As with the VoIP test, packet loss can negatively impact the download time of files. This test used a ~250 MB file and engineers demonstrated that download times got dramatically worse even with just 2% packet loss. A file that required only 37 seconds to download with no packet loss required 12.5 minutes with 2% loss.
The same tests were run with the VMware SD-WAN solution remediating the packet loss. Dynamic Multipath Optimization™ (DMPO) automatically detects the packet loss and the M365 download that is taking place. In this situation, TCP applications such as file transfer would benefit from Negative Acknowledgement (NACK). With on-demand remediation in place VMware SD-WAN detects packet loss in the network and retransmits the missing packets to remediate that loss.
As with the VoIP quality test VMware SD-WAN remediation improves the download times dramatically compared to the baseline.
With 2% loss, VMware SD-WAN improves the download speed by 71% over the baseline. In practical terms, this is very significant. Instead of waiting 12 minutes to be able to work on a cloud file, that file is downloaded and available in little more than 3.5 minutes. For users having to interact with cloud-based files on their local workstation this improves that productivity by more than a factor of 3. See Figure 3.Test Environment
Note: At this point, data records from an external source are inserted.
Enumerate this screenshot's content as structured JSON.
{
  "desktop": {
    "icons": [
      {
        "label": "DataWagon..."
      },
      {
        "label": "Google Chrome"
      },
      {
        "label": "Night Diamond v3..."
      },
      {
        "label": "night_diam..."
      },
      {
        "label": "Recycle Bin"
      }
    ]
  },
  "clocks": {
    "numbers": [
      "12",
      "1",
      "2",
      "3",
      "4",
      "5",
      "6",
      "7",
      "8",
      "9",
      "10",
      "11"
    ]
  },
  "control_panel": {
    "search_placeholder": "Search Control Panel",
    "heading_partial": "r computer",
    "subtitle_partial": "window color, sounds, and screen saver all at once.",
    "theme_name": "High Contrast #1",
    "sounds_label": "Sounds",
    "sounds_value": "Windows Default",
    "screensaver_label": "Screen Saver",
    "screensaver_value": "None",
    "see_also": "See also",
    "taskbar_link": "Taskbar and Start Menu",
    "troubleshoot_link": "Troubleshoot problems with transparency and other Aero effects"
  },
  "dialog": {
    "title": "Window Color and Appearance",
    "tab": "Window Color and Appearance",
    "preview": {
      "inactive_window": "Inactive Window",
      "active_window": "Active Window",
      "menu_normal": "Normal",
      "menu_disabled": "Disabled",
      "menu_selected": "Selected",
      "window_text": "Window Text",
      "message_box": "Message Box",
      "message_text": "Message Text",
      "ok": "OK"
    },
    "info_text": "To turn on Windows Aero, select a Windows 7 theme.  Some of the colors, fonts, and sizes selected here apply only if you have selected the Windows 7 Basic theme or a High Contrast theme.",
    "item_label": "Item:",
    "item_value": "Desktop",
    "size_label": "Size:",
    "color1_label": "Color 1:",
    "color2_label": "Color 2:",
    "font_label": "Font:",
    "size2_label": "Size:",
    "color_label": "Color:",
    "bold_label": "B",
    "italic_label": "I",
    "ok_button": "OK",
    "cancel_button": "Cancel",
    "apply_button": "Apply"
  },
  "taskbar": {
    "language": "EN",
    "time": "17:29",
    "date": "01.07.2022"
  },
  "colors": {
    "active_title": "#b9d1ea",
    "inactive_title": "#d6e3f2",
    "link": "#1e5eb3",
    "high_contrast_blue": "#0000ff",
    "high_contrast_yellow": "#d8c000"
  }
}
The tests were run using live internet WAN connections for all of the packet loss tests. For an overview of the test environment, see Figure 4.
Advantages from Intel Developer Tools and Technologies
Co-engineering by VMware and Intel® has built optimizations into the solution using the Intel developer tool set, taking advantage of capabilities built into the Intel platforms used for the SD-WAN appliances. Intel-based optimizations help improve performance and security of VMware SD-WAN solutions including the specific offerings for WFH use cases. The Intel developer tools and technologies include the following:
- Data Plane Development Kit (DPDK) is a library of open standard software drivers originally developed by Intel that drive up packet-processing performance by routing network packets around the Linux kernel.
- Intel QuickAssist Technology (Intel QAT) provides a software-enabled foundation for security, encryption and decryption, authentication, and compression, significantly increasing performance and efficiency.
- Intel AES New Instructions (Intel AES-NI) accelerates key parts of the encryption algorithm in hardware, making pervasive, end-to-end encryption possible without degrading performance. These instructions can execute using significantly fewer clock cycles than a software solution.
WFH will only continue to gain in importance going forward. It is essential that solutions work as advertised. Third-party tests like these provide additional assurance for users that their environments are robust and resilient.